Grant and Drake selected the project according to W.G. Harris in Cary Grant: A Touch of Elegance after reading Anna Perrot Rose's book. "Feeling that none of Drake's previous films did justice to her talent, Grant hoped that this one would put her over," writes Harris.
In 1952 Lux Radio Theatre broadcast a radio adaptation of the film, with Phyllis Thaxter as "Anna Rose" and Cary Grant reprising his role as "Poppy." The film was eventually shown on TV as The Easy Way and was a 1962 television series starring Andrew Duggan and Peggy McCay. The film earned a special mention in the Films for Children Fete at the Venice International Film Festival for its "positive treatment of social problems regarding childhood and adolescence."
Director: Norman Taurog
Producer: Henry Blanke
Screenplay: Jack Rose and Melville Shavelson from the book by Anna Perrot Rose
Cinematography: Robert Burks
Production Design: Douglas Bacon
Music: Max Steiner
Cast: Cary Grant ("Poppy" Rose), Betsy Drake (Anna Rose), Lurene Tuttle (Miss Kenyon), Randy Stuart (Mrs. Foreman), John Ridgely (Harry Foreman), Irving Bacon (The Mayor), Mary Treen (Mrs. Roberts), Iris Mann (Jane), George Winslow (Teenie), Clifford Tatum, Jr. (Jimmy-John), Gay Gordon (Trot), Malcolm Cassell (Tim), Larry Olsen (Ben).
by Felicia Feaster
Room For One More
Voice-over narration by Cary Grant as "George Rose" is heard intermittently throughout the film. Room for One More was based on an autobiographical novel by Anna Maria Rose Wright of Lynwood, NJ. Wright was credited onscreen as Anna Perrott Rose. Although September 1951 Hollywood Reporter news items add Karoline Grimes, Tommy Law and Elizabeth Flournoy to the cast, their appearance in the released film has not been confirmed. Fifty-one San Fernando and Verdugo, CA, Boy Scouts were extras in the Boy Scout Court of Honor scene, according to Warner Bros. production notes. Grant and Betsy Drake were real-life spouses from 1949 to 1959.
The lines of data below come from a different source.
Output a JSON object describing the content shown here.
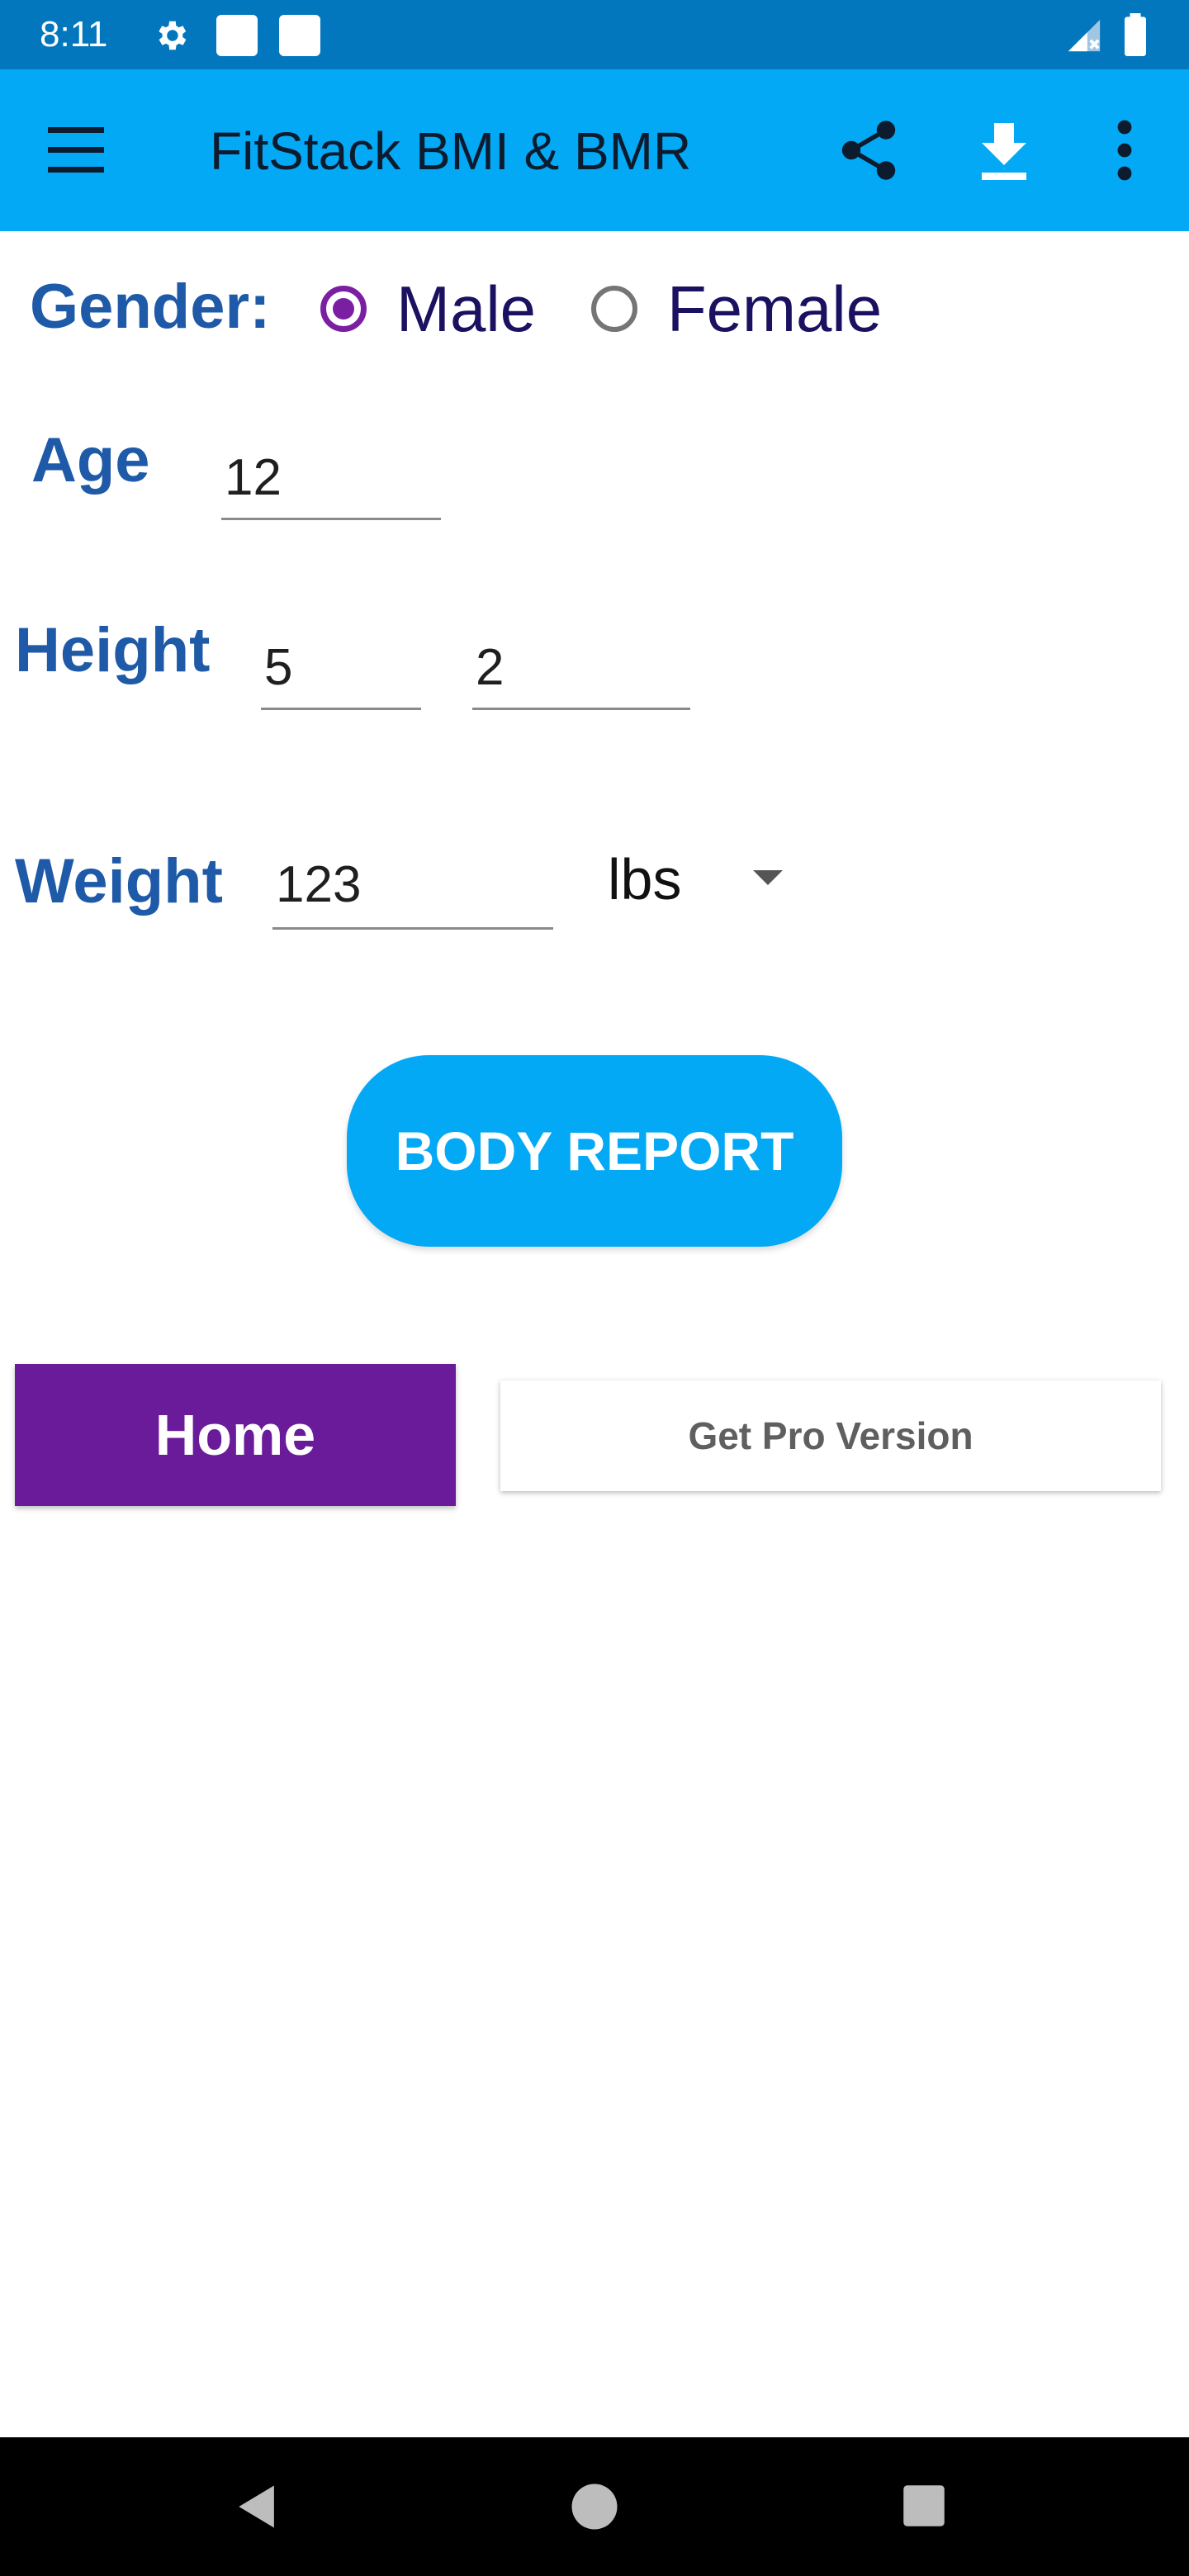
{
  "status_bar": {
    "time": "8:11",
    "icons": [
      "gear-icon",
      "notification-square-icon",
      "notification-square-icon",
      "signal-icon",
      "battery-icon"
    ]
  },
  "app_bar": {
    "title": "FitStack BMI & BMR",
    "icons": [
      "menu-icon",
      "share-icon",
      "download-icon",
      "more-vert-icon"
    ]
  },
  "form": {
    "gender_label": "Gender:",
    "gender_options": [
      {
        "label": "Male",
        "selected": true
      },
      {
        "label": "Female",
        "selected": false
      }
    ],
    "age_label": "Age",
    "age_value": "12",
    "height_label": "Height",
    "height_feet": "5",
    "height_inches": "2",
    "weight_label": "Weight",
    "weight_value": "123",
    "weight_unit": "lbs"
  },
  "buttons": {
    "body_report": "BODY REPORT",
    "home": "Home",
    "get_pro": "Get Pro Version"
  },
  "nav_bar": {
    "icons": [
      "back-icon",
      "home-circle-icon",
      "recents-icon"
    ]
  },
  "colors": {
    "status_bar": "#0277bd",
    "app_bar": "#03a9f4",
    "label": "#1e5aa8",
    "radio_selected": "#7b1fa2",
    "home_button": "#6a1b9a",
    "report_button": "#03a9f4"
  }
}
Room for One More marked the film debut of five-year-old George "Foghorn" Winslow, who first appeared on Art Linkletter's People Are Funny television show. The child, who appeared in a number of films during the 1950s, was known for his distinctive voice. Grant reprised his role for a Lux Radio Theatre production on May 26, 1952, which co-starred Phyllis Thaxter as "Anna Rose." The film was later broadcast on television under the title The Easy Way. A television series based on the film, starring Andrew Duggan and Peggy McCay as George and Anna Rose, ran on the ABC network in 1962.
Released in United States Winter January 26, 1952
Released in United States Winter January 26, 1952